* Stored data *
+===+

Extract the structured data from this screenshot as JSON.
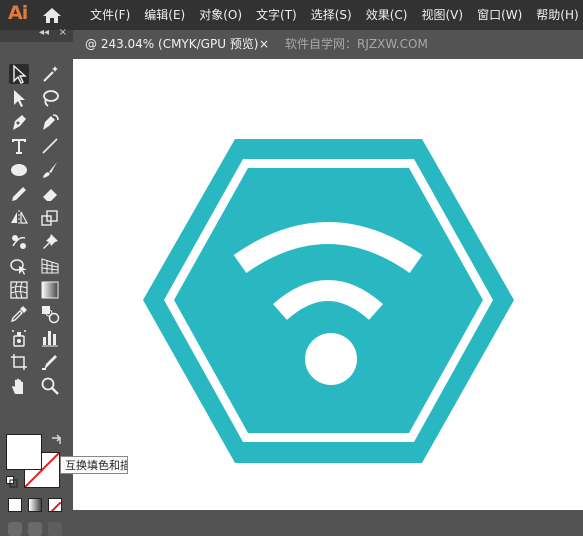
{
  "app": {
    "logo_text": "Ai",
    "brand_color": "#e07b39"
  },
  "menu": {
    "items": [
      "文件(F)",
      "编辑(E)",
      "对象(O)",
      "文字(T)",
      "选择(S)",
      "效果(C)",
      "视图(V)",
      "窗口(W)",
      "帮助(H)"
    ]
  },
  "tabs": {
    "active_label": "@ 243.04% (CMYK/GPU 预览)",
    "close_glyph": "×",
    "second_label": "软件自学网：RJZXW.COM"
  },
  "toolbar": {
    "collapse_glyph": "◂◂",
    "close_glyph": "×",
    "tools": [
      "selection-tool",
      "magic-wand-tool",
      "direct-selection-tool",
      "lasso-tool",
      "pen-tool",
      "curvature-tool",
      "type-tool",
      "line-tool",
      "ellipse-tool",
      "paintbrush-tool",
      "pencil-tool",
      "eraser-tool",
      "reflect-tool",
      "scale-tool",
      "puppet-warp-tool",
      "pin-tool",
      "shape-builder-tool",
      "perspective-grid-tool",
      "mesh-tool",
      "gradient-tool",
      "eyedropper-tool",
      "blend-tool",
      "symbol-sprayer-tool",
      "column-graph-tool",
      "artboard-tool",
      "slice-tool",
      "hand-tool",
      "zoom-tool"
    ]
  },
  "color": {
    "fill": "#ffffff",
    "stroke": "none",
    "tooltip": "互换填色和描边"
  },
  "artwork": {
    "color": "#29b8c2",
    "background": "#ffffff",
    "icon": "wifi-hexagon"
  }
}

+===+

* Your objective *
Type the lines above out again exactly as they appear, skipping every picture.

* Exercise solution *
Extract the structured data from this screenshot as JSON.
{
  "app": {
    "logo_text": "Ai",
    "brand_color": "#e07b39"
  },
  "menu": {
    "items": [
      "文件(F)",
      "编辑(E)",
      "对象(O)",
      "文字(T)",
      "选择(S)",
      "效果(C)",
      "视图(V)",
      "窗口(W)",
      "帮助(H)"
    ]
  },
  "tabs": {
    "active_label": "@ 243.04% (CMYK/GPU 预览)",
    "close_glyph": "×",
    "second_label": "软件自学网：RJZXW.COM"
  },
  "toolbar": {
    "collapse_glyph": "◂◂",
    "close_glyph": "×",
    "tools": [
      "selection-tool",
      "magic-wand-tool",
      "direct-selection-tool",
      "lasso-tool",
      "pen-tool",
      "curvature-tool",
      "type-tool",
      "line-tool",
      "ellipse-tool",
      "paintbrush-tool",
      "pencil-tool",
      "eraser-tool",
      "reflect-tool",
      "scale-tool",
      "puppet-warp-tool",
      "pin-tool",
      "shape-builder-tool",
      "perspective-grid-tool",
      "mesh-tool",
      "gradient-tool",
      "eyedropper-tool",
      "blend-tool",
      "symbol-sprayer-tool",
      "column-graph-tool",
      "artboard-tool",
      "slice-tool",
      "hand-tool",
      "zoom-tool"
    ]
  },
  "color": {
    "fill": "#ffffff",
    "stroke": "none",
    "tooltip": "互换填色和描边"
  },
  "artwork": {
    "color": "#29b8c2",
    "background": "#ffffff",
    "icon": "wifi-hexagon"
  }
}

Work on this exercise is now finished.